Eleven lawyers who had represented Fred Korematsu, Gordon Hirabayashi, and Minoru Yasui in successful efforts in lower federal courts to nullify their convictions for violating military curfew and exclusion orders sent a letter dated January 13, 2014[4] to Solicitor General Donald Verrilli Jr.. In light of the appeal proceedings before the U.S. Supreme in Hedges v. Obama The lawyers asked Verrili to ask the Supreme Court to overrule its decisions in Korematsu (1943), Hirabayashi (1943) and Yasui (1943). If the Solicitor General shouldn't do this, they asked that the United States government to “make clear” that the federal government “does not consider the internment decisions as valid precedent for governmental or military detention of individuals or groups without due process of law [...]."[5]

See also[edit]

References[edit]

  1. ^ a b Peter Irons, Justice at War
  2. ^ Korematsu v. United States, 323 U.S. 214 (1944)
  3. ^ Savage, David G. (May 24, 2011), "U.S. official cites misconduct in Japanese American internment cases", The Los Angeles Times 
  4. ^ Dale Minami, Lorraine Bannai, Donald Tomaki, Peter Irons, Eric Yamamoto, Leigh Ann Miyasato, Pegy Nagae, Rod Kawakami, Karen Kai, Kathryn A. Bannai and Robert Rusky (13 January 2014). "Re: Hedges v. Obama Supreme Court of the United States Docket No. 17- 758". SCOUSblog. Retrieved 29 April 2014. 
  5. ^ Denniston, Lyle (16 January 2014). "A plea to cast aside Korematsu". SCOTUSblog. Retrieved 29 April 2014. 

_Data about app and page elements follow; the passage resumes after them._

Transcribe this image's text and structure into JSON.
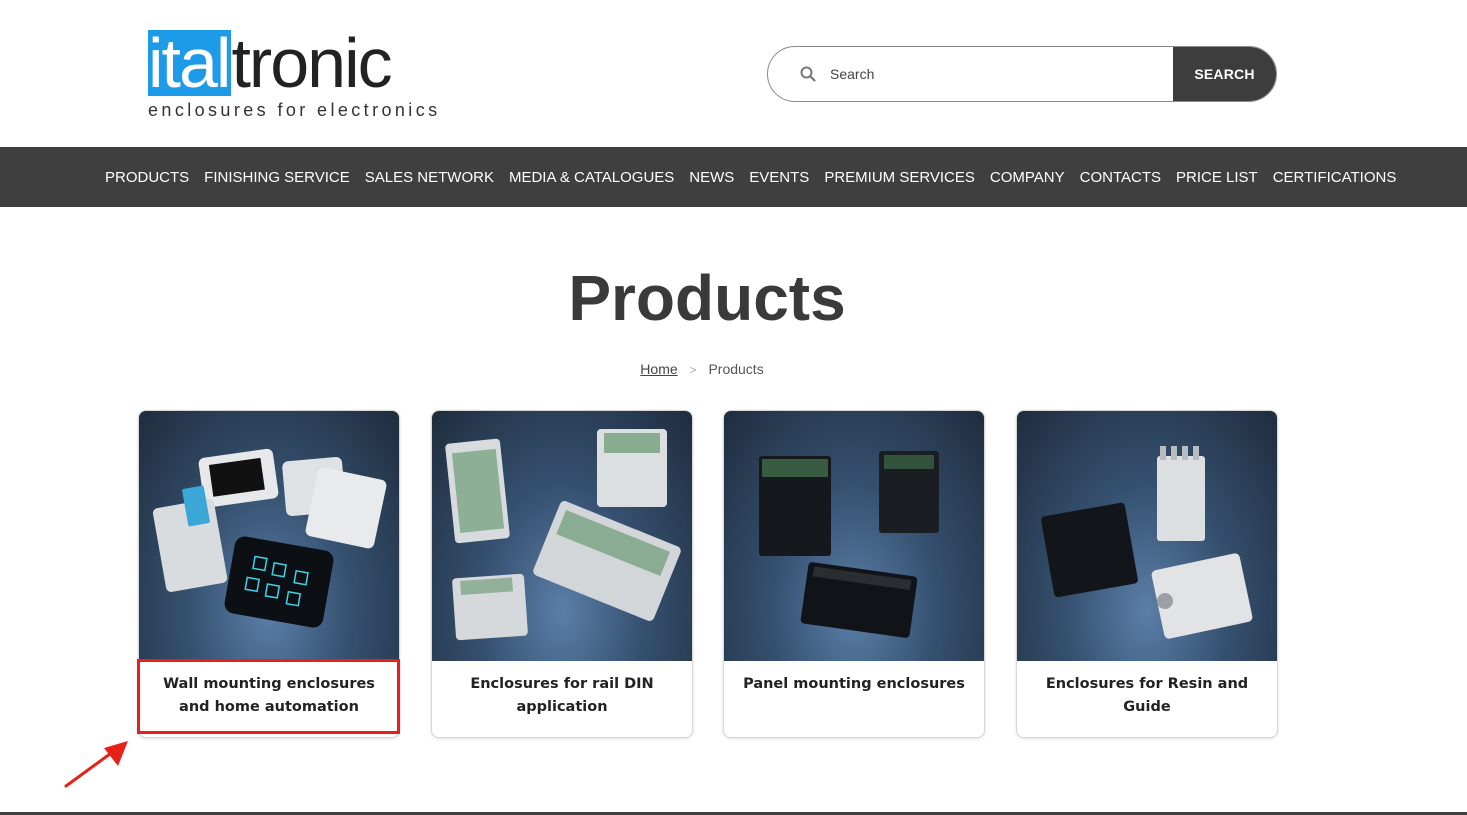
{
  "header": {
    "logo": {
      "part1": "ital",
      "part2": "tronic",
      "tagline": "enclosures for electronics"
    },
    "search": {
      "placeholder": "Search",
      "button_label": "SEARCH"
    }
  },
  "nav": {
    "items": [
      "PRODUCTS",
      "FINISHING SERVICE",
      "SALES NETWORK",
      "MEDIA & CATALOGUES",
      "NEWS",
      "EVENTS",
      "PREMIUM SERVICES",
      "COMPANY",
      "CONTACTS",
      "PRICE LIST",
      "CERTIFICATIONS"
    ]
  },
  "page": {
    "title": "Products",
    "breadcrumb": {
      "home": "Home",
      "separator": ">",
      "current": "Products"
    }
  },
  "cards": [
    {
      "title": "Wall mounting enclosures and home automation"
    },
    {
      "title": "Enclosures for rail DIN application"
    },
    {
      "title": "Panel mounting enclosures"
    },
    {
      "title": "Enclosures for Resin and Guide"
    }
  ],
  "colors": {
    "brand_blue": "#1e9be8",
    "nav_bg": "#3f3f3f",
    "highlight": "#e8201a"
  }
}
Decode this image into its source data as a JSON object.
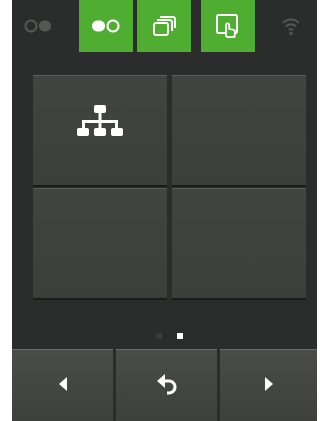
{
  "topbar": {
    "items": [
      {
        "name": "record-icon",
        "state": "disabled"
      },
      {
        "name": "tape-icon",
        "state": "active"
      },
      {
        "name": "stacked-windows-icon",
        "state": "active"
      },
      {
        "name": "touch-screen-icon",
        "state": "active"
      },
      {
        "name": "wifi-icon",
        "state": "disabled"
      }
    ]
  },
  "grid": {
    "tiles": [
      {
        "icon": "network-hierarchy-icon"
      },
      {
        "icon": ""
      },
      {
        "icon": ""
      },
      {
        "icon": ""
      }
    ]
  },
  "pagination": {
    "pages": 2,
    "current": 2
  },
  "bottombar": {
    "buttons": [
      {
        "icon": "arrow-left-icon"
      },
      {
        "icon": "undo-back-icon"
      },
      {
        "icon": "arrow-right-icon"
      }
    ]
  },
  "colors": {
    "background": "#2b2d2c",
    "accent_green": "#4fae32",
    "tile": "#424442",
    "icon_white": "#ffffff",
    "icon_disabled": "#555755"
  }
}
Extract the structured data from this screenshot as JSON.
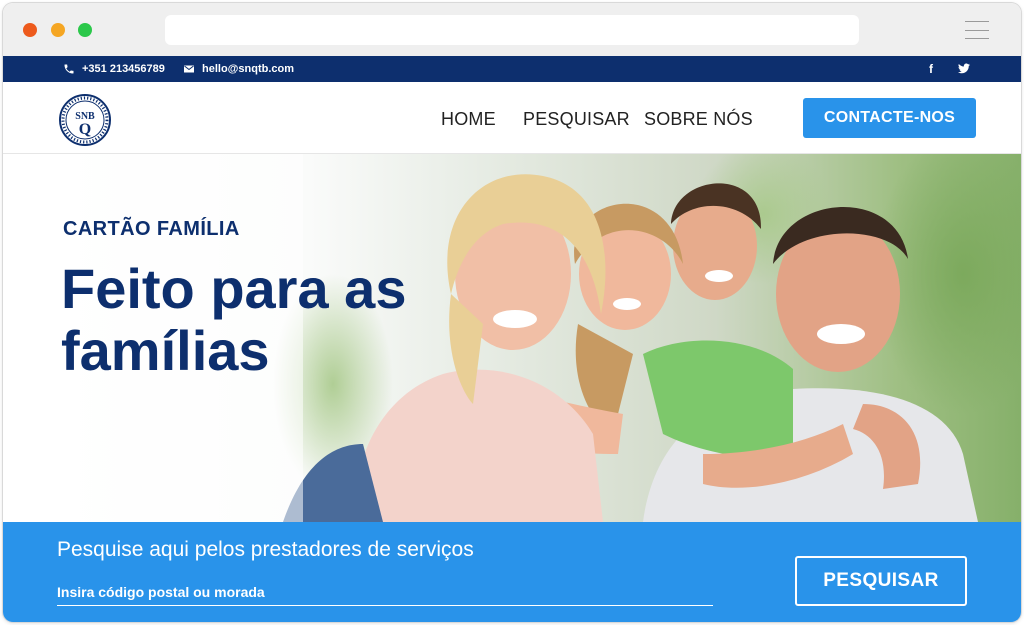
{
  "topbar": {
    "phone": "+351 213456789",
    "email": "hello@snqtb.com",
    "social": {
      "facebook": "f",
      "twitter": "t"
    }
  },
  "header": {
    "logo_text": "SNQTB",
    "nav": [
      {
        "label": "HOME"
      },
      {
        "label": "PESQUISAR"
      },
      {
        "label": "SOBRE NÓS"
      }
    ],
    "cta_label": "CONTACTE-NOS"
  },
  "hero": {
    "kicker": "CARTÃO FAMÍLIA",
    "title": "Feito para as famílias"
  },
  "search": {
    "title": "Pesquise aqui pelos prestadores de serviços",
    "placeholder": "Insira código postal ou morada",
    "button_label": "PESQUISAR"
  },
  "colors": {
    "navy": "#0d2f6e",
    "accent_blue": "#2993ea",
    "chrome_bg": "#efefef"
  },
  "icons": [
    "phone-icon",
    "mail-icon",
    "facebook-icon",
    "twitter-icon",
    "menu-icon"
  ]
}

External links[edit]

  • Text of Hirabayashi v. United States, 320 U.S. 81 (1943) is available from:  Findlaw  Justia